**Work request**
Some lines of the records below include the word "PIÈCES". Report how many, and write nothing besides the number.
━━━ Entries provided ━━━
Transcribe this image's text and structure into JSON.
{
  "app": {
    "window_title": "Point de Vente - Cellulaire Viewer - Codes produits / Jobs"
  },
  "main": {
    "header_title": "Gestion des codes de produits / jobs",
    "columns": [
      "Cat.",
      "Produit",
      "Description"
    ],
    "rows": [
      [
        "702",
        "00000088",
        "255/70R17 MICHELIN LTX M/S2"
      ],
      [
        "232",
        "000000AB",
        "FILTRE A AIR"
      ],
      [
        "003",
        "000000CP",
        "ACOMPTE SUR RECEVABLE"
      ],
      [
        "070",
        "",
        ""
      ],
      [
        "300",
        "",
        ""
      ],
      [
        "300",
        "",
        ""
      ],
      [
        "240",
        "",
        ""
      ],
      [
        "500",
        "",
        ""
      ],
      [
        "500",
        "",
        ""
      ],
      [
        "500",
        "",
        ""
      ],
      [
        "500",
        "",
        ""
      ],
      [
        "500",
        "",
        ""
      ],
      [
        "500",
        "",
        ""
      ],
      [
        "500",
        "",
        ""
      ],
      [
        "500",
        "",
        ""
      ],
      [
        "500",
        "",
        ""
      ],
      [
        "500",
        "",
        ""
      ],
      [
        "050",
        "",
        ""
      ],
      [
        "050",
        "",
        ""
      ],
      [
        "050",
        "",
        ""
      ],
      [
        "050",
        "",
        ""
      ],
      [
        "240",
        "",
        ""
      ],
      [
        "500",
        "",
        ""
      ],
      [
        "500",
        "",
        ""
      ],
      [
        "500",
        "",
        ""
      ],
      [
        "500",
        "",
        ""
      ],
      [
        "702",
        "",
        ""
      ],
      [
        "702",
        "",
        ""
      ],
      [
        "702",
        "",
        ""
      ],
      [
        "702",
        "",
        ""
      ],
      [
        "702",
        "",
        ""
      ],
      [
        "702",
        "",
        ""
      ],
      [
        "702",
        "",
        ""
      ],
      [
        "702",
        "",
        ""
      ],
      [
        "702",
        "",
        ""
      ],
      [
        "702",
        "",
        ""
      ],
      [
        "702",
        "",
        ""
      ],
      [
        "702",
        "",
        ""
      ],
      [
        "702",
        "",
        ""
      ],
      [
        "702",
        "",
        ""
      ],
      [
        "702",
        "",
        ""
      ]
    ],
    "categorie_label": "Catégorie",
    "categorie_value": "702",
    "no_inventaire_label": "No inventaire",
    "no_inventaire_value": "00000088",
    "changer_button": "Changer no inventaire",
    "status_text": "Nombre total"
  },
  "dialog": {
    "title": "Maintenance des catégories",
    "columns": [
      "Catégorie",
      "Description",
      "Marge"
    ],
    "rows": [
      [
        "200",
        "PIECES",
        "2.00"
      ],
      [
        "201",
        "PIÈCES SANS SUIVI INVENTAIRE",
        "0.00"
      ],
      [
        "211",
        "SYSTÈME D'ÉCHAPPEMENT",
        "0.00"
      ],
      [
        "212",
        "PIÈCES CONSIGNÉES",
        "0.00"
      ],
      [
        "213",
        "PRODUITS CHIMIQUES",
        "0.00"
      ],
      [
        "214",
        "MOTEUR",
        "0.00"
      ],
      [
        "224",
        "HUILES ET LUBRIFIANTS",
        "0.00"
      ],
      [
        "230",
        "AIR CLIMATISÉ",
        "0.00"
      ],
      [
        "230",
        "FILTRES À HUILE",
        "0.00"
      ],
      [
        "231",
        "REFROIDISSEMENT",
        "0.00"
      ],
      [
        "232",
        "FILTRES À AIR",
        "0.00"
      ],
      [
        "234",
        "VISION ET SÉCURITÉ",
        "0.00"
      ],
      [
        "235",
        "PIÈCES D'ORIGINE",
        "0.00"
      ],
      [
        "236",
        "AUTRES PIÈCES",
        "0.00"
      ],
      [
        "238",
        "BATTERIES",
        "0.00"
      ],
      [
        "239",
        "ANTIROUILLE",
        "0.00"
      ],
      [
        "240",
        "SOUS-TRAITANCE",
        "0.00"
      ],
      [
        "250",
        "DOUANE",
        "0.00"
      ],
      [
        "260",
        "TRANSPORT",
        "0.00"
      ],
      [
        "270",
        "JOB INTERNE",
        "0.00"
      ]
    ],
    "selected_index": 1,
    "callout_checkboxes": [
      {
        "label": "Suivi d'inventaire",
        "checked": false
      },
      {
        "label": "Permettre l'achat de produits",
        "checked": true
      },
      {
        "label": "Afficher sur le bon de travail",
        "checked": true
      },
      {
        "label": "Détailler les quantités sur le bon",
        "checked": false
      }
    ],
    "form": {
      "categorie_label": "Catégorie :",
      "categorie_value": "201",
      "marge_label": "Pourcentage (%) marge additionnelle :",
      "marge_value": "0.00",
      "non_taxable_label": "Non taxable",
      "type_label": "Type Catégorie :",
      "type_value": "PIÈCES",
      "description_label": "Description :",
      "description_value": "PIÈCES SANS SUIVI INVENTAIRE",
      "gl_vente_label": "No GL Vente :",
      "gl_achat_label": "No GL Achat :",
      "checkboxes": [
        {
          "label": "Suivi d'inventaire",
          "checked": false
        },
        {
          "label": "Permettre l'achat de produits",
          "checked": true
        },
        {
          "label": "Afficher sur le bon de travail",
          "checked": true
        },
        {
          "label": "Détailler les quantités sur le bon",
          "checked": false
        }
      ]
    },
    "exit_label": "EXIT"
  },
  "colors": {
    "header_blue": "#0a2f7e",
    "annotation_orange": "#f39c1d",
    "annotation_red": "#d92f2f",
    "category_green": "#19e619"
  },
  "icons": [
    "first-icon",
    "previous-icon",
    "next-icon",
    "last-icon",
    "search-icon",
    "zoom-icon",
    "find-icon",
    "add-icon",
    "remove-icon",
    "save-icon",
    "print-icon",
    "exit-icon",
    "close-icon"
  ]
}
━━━
**Your solution**
6